:: The input
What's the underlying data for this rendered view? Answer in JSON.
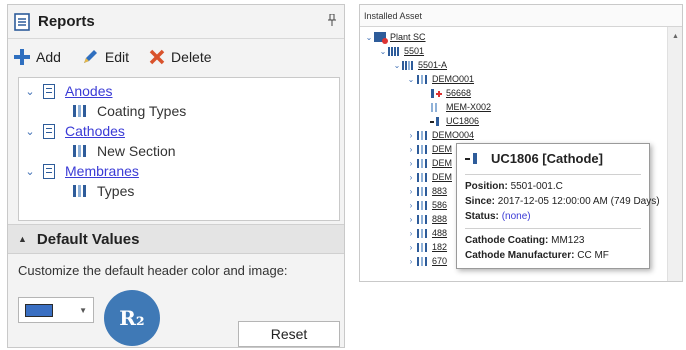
{
  "reports_panel": {
    "title": "Reports",
    "pin_icon": "pin-icon",
    "toolbar": {
      "add_label": "Add",
      "edit_label": "Edit",
      "delete_label": "Delete"
    },
    "tree": [
      {
        "label": "Anodes",
        "child": "Coating Types"
      },
      {
        "label": "Cathodes",
        "child": "New Section"
      },
      {
        "label": "Membranes",
        "child": "Types"
      }
    ],
    "default_values": {
      "header": "Default Values",
      "description": "Customize the default header color and image:",
      "swatch_color": "#3a6fc2",
      "logo_text": "R₂",
      "reset_label": "Reset"
    }
  },
  "asset_panel": {
    "header": "Installed Asset",
    "nodes": {
      "plant": "Plant SC",
      "n5501": "5501",
      "n5501a": "5501-A",
      "demo001": "DEMO001",
      "c56668": "56668",
      "mem": "MEM-X002",
      "uc1806": "UC1806",
      "rows": [
        "DEMO004",
        "DEM",
        "DEM",
        "DEM",
        "883",
        "586",
        "888",
        "488",
        "182",
        "670"
      ]
    },
    "tooltip": {
      "title": "UC1806 [Cathode]",
      "position_label": "Position:",
      "position_value": "5501-001.C",
      "since_label": "Since:",
      "since_value": "2017-12-05 12:00:00 AM (749 Days)",
      "status_label": "Status:",
      "status_value": "(none)",
      "coating_label": "Cathode Coating:",
      "coating_value": "MM123",
      "manufacturer_label": "Cathode Manufacturer:",
      "manufacturer_value": "CC MF"
    }
  }
}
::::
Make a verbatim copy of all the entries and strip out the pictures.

What's the underlying data for this rendered view? Answer in JSON.
{
  "reports_panel": {
    "title": "Reports",
    "pin_icon": "pin-icon",
    "toolbar": {
      "add_label": "Add",
      "edit_label": "Edit",
      "delete_label": "Delete"
    },
    "tree": [
      {
        "label": "Anodes",
        "child": "Coating Types"
      },
      {
        "label": "Cathodes",
        "child": "New Section"
      },
      {
        "label": "Membranes",
        "child": "Types"
      }
    ],
    "default_values": {
      "header": "Default Values",
      "description": "Customize the default header color and image:",
      "swatch_color": "#3a6fc2",
      "logo_text": "R₂",
      "reset_label": "Reset"
    }
  },
  "asset_panel": {
    "header": "Installed Asset",
    "nodes": {
      "plant": "Plant SC",
      "n5501": "5501",
      "n5501a": "5501-A",
      "demo001": "DEMO001",
      "c56668": "56668",
      "mem": "MEM-X002",
      "uc1806": "UC1806",
      "rows": [
        "DEMO004",
        "DEM",
        "DEM",
        "DEM",
        "883",
        "586",
        "888",
        "488",
        "182",
        "670"
      ]
    },
    "tooltip": {
      "title": "UC1806 [Cathode]",
      "position_label": "Position:",
      "position_value": "5501-001.C",
      "since_label": "Since:",
      "since_value": "2017-12-05 12:00:00 AM (749 Days)",
      "status_label": "Status:",
      "status_value": "(none)",
      "coating_label": "Cathode Coating:",
      "coating_value": "MM123",
      "manufacturer_label": "Cathode Manufacturer:",
      "manufacturer_value": "CC MF"
    }
  }
}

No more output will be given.